- Task objective: The entries below must be repeated exactly. None may be skipped.

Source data
= Beginning of Section =
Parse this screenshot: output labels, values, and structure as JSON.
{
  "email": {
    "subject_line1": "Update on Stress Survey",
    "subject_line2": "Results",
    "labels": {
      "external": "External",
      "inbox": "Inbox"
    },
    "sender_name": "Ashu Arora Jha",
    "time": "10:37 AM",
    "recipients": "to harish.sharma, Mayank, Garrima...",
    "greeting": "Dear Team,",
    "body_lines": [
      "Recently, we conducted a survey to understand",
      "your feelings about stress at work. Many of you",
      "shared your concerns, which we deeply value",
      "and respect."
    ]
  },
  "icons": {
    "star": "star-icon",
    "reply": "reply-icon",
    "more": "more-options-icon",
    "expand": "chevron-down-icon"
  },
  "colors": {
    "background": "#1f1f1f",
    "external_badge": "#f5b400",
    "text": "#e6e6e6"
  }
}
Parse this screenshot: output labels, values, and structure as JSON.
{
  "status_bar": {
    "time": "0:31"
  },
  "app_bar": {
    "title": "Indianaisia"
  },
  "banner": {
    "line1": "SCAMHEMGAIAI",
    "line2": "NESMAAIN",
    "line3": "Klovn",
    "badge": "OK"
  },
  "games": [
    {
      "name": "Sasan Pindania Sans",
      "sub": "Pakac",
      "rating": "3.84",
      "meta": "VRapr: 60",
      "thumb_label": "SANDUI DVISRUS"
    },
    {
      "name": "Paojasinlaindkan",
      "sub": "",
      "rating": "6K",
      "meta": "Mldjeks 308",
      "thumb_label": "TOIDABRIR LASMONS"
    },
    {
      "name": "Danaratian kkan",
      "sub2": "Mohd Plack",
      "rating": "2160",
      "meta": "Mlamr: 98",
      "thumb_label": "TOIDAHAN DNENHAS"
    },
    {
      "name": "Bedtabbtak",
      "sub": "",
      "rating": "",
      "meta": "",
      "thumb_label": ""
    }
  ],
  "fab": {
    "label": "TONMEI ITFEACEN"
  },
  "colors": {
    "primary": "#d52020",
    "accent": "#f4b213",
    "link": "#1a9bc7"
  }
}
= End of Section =
- Exercise result:
Parse this screenshot: output labels, values, and structure as JSON.
{
  "email": {
    "subject_line1": "Update on Stress Survey",
    "subject_line2": "Results",
    "labels": {
      "external": "External",
      "inbox": "Inbox"
    },
    "sender_name": "Ashu Arora Jha",
    "time": "10:37 AM",
    "recipients": "to harish.sharma, Mayank, Garrima...",
    "greeting": "Dear Team,",
    "body_lines": [
      "Recently, we conducted a survey to understand",
      "your feelings about stress at work. Many of you",
      "shared your concerns, which we deeply value",
      "and respect."
    ]
  },
  "icons": {
    "star": "star-icon",
    "reply": "reply-icon",
    "more": "more-options-icon",
    "expand": "chevron-down-icon"
  },
  "colors": {
    "background": "#1f1f1f",
    "external_badge": "#f5b400",
    "text": "#e6e6e6"
  }
}
Parse this screenshot: output labels, values, and structure as JSON.
{
  "status_bar": {
    "time": "0:31"
  },
  "app_bar": {
    "title": "Indianaisia"
  },
  "banner": {
    "line1": "SCAMHEMGAIAI",
    "line2": "NESMAAIN",
    "line3": "Klovn",
    "badge": "OK"
  },
  "games": [
    {
      "name": "Sasan Pindania Sans",
      "sub": "Pakac",
      "rating": "3.84",
      "meta": "VRapr: 60",
      "thumb_label": "SANDUI DVISRUS"
    },
    {
      "name": "Paojasinlaindkan",
      "sub": "",
      "rating": "6K",
      "meta": "Mldjeks 308",
      "thumb_label": "TOIDABRIR LASMONS"
    },
    {
      "name": "Danaratian kkan",
      "sub2": "Mohd Plack",
      "rating": "2160",
      "meta": "Mlamr: 98",
      "thumb_label": "TOIDAHAN DNENHAS"
    },
    {
      "name": "Bedtabbtak",
      "sub": "",
      "rating": "",
      "meta": "",
      "thumb_label": ""
    }
  ],
  "fab": {
    "label": "TONMEI ITFEACEN"
  },
  "colors": {
    "primary": "#d52020",
    "accent": "#f4b213",
    "link": "#1a9bc7"
  }
}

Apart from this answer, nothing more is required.